* _Data items_:
·····
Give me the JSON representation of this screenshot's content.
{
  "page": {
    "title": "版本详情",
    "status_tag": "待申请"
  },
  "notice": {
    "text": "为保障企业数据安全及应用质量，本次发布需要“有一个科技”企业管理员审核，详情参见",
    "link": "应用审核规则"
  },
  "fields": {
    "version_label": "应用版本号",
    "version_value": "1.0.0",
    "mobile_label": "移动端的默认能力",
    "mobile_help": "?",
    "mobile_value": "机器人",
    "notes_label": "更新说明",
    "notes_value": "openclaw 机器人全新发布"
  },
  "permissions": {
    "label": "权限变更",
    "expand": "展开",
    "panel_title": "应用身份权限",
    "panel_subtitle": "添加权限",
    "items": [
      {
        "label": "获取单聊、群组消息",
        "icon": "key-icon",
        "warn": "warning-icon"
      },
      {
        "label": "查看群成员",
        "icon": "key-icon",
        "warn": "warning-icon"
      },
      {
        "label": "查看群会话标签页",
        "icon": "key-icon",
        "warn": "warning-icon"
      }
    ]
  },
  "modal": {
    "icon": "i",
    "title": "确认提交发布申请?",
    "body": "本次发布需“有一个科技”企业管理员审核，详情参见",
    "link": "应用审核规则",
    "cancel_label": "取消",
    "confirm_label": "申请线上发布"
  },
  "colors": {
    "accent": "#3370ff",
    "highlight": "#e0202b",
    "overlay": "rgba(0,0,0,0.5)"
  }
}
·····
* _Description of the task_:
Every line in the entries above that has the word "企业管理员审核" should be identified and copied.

* _Answer_:
    "text": "为保障企业数据安全及应用质量，本次发布需要“有一个科技”企业管理员审核，详情参见",
    "body": "本次发布需“有一个科技”企业管理员审核，详情参见",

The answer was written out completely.